Date published

Nov 28, 2014

Black Friday has once again reached our shores and this year seems to have brought with it even more panic and extravagance than ever before. Online retailers become glorified market stall traders for the day; caterwauling offers left right and centre, trying to attract as many customers to their website, bombarding them with time restricted deals, last chance offers and prices that will absolutely never be as low again (until the next sale anyway). Falling on the Friday following Thanksgiving, this once solely American tradition has now spread far and wide, with Black Friday deals going on all over the world with the UK being one of the major adopters. Not only has this day become the biggest day for online sales of the year, marketing comes into its own and every trick in the book is thrown at the Black Friday campaigns, with aims to drive as many people to the sales and to purchase in the quickest time possible.

There is no denying, Amazon have taken Black Friday and run with it. Courtesy of Amazon we now have Black Friday week. One day was just not good enough for these giants of e-commerce, so from the week commencing the 24th of November, Amazon have been running selected deals each day in the build up to the main Friday event. With new deals being posted every 10 minutes, it has definitely served its purpose of building hype and attracting the greatest number of customers to their website.

Amazon's Black Friday sale pages have taken on the format of an online auction site, adding countdown timers and stock counters to their sale products. It’s no marketing secret that countdown timers, limited stock notices and the like, add a sense of urgency which in turn prompts customers to buy quickly so as to not miss out on a good deal. With the sheer amount of these tactics Amazon employ during Black Friday/Week, it's hard not to get caught up in the panic; writing this blog I've been bombarded with deals for everything from Leopard print steering wheel covers to cleaning products. Do I want any of these things? No, does Amazon want me to think I need these things? Absolutely.

Scenes at Asda stores on Black Friday can only be described as utter carnage. With their sale items being in-store only, people line up at the doors waiting for the sales to begin at 8 am. Fights have even been known to break out, and stampedes form at the entrances, this years Black Friday has been no different.
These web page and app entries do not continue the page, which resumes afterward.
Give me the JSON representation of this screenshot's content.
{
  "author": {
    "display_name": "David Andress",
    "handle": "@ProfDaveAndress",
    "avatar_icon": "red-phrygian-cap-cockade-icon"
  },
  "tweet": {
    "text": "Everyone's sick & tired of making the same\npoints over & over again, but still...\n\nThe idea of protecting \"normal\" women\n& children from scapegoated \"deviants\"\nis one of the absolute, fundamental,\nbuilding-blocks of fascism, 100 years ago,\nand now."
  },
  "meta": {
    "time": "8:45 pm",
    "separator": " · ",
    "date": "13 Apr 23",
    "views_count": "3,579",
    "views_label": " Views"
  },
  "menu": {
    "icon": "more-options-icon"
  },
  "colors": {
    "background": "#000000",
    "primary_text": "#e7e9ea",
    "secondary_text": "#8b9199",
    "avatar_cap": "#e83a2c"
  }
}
No doubt helped along by their American owners Walmart (another major Black Friday promoter), Asda has pushed hard with their sale this year and have even made it a two day event. With Offline advertising and on-line promotion, the Asda Black Friday sale is difficult to avoid.

Asda now build up to the event in an almost apocalyptic way, promising 'EARTH SHATTERING PRICES' and counting down to the sale/end of the world with a daunting clock in the corner of their Black Friday landing page. The page structure on their newly created landing page is also designed to increase sales. Initially we land on a large bold banner displaying the Asda Black Friday sale logo. Then scrolling down, we come to the sale items on offer for the now two day event. After that, we come to a map telling you where your closest Asda store is, before landing on the positive reinforcements of the twitter feeds, all the while with that doomsday clock following your every scroll. It's intended to be simple and easy to navigate, whilst also building anticipation and encouraging the consumer to go to the store on the Friday and spend their life’s savings on five televisions, losing an arm in the process.
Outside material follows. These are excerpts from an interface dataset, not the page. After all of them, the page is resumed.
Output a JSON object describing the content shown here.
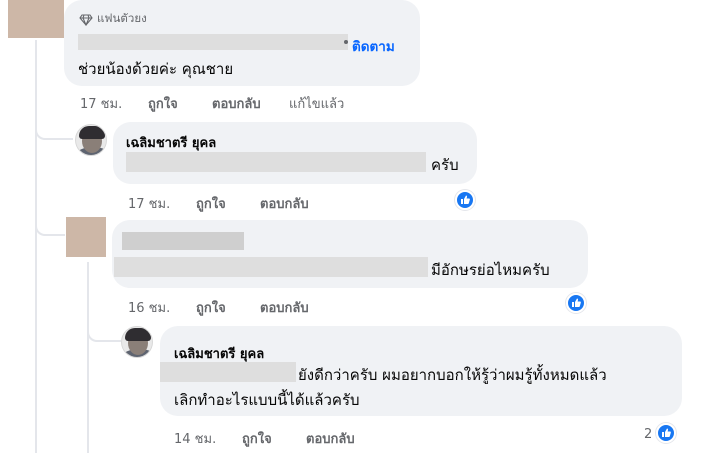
{
  "comment1": {
    "badge_icon": "diamond-icon",
    "badge": "แฟนตัวยง",
    "follow": "ติดตาม",
    "text": "ช่วยน้องด้วยค่ะ คุณชาย",
    "time": "17 ชม.",
    "like": "ถูกใจ",
    "reply": "ตอบกลับ",
    "edited": "แก้ไขแล้ว"
  },
  "reply1": {
    "name": "เฉลิมชาตรี ยุคล",
    "text": "ครับ",
    "time": "17 ชม.",
    "like": "ถูกใจ",
    "reply": "ตอบกลับ",
    "reaction_icon": "thumbs-up-icon"
  },
  "comment2": {
    "text": "มีอักษรย่อไหมครับ",
    "time": "16 ชม.",
    "like": "ถูกใจ",
    "reply": "ตอบกลับ",
    "reaction_icon": "thumbs-up-icon"
  },
  "reply2": {
    "name": "เฉลิมชาตรี ยุคล",
    "text_line1": "ยังดีกว่าครับ ผมอยากบอกให้รู้ว่าผมรู้ทั้งหมดแล้ว",
    "text_line2": "เลิกทำอะไรแบบนี้ได้แล้วครับ",
    "time": "14 ชม.",
    "like": "ถูกใจ",
    "reply": "ตอบกลับ",
    "reaction_count": "2",
    "reaction_icon": "thumbs-up-icon"
  },
  "colors": {
    "bubble": "#f0f2f5",
    "link": "#0866ff",
    "meta": "#65676b",
    "like": "#1877f2"
  }
}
The Twitter feed displays tweets mentioning #asdablackfriday. This is a great way to promote social mentions and create a community surrounding their Black Friday sale. The tweets are all positive, no doubt due to the large amount of vetting and selection of the tweets that appear, but nonetheless, it does serve a purpose of both advertising the products on sale and also removes the need for Asda to bombard us with their deals; they can leave some of that task to the general public.

Other retailers that have become involved heavily with Black Friday this year include Currys, Game and John Lewis, with John Lewis forecasting record sales by the end of the day. Social media has exploded for many retailers, with new banners, promotional images, tweets, Facebook posts, Pintrest boards, you name it, being created and shared with the world. It's clear to see that retailers have really upped their game with their social activity regarding the sales this year, with more stores getting involved than ever before. are reporting that this year, social mentions of 'Black Friday' far outweighed mentions of 'Thanksgiving', which demonstrates how much of an event this day has become and also the lengths that retailers have gone to in order to ensure that people are talking about their products.

With all of this hype surrounding Black Friday, is it time that everyone gives in and succumbs to the pressures and starts lowering their prices for this day? The evidence suggests yes. As well as many retailers claiming that Black Friday is their biggest day for sales of the year, here at Creode we have been running some Black Friday campaigns for our clients and the results are proving phenomenal. Profits have tripled and even quadrupled in some cases due to increased social activities based around the special offers, email marketing campaigns and homepage updates. Have you had any success with your Black Friday campaigns? Tell us in the comments below, we would love to hear from you!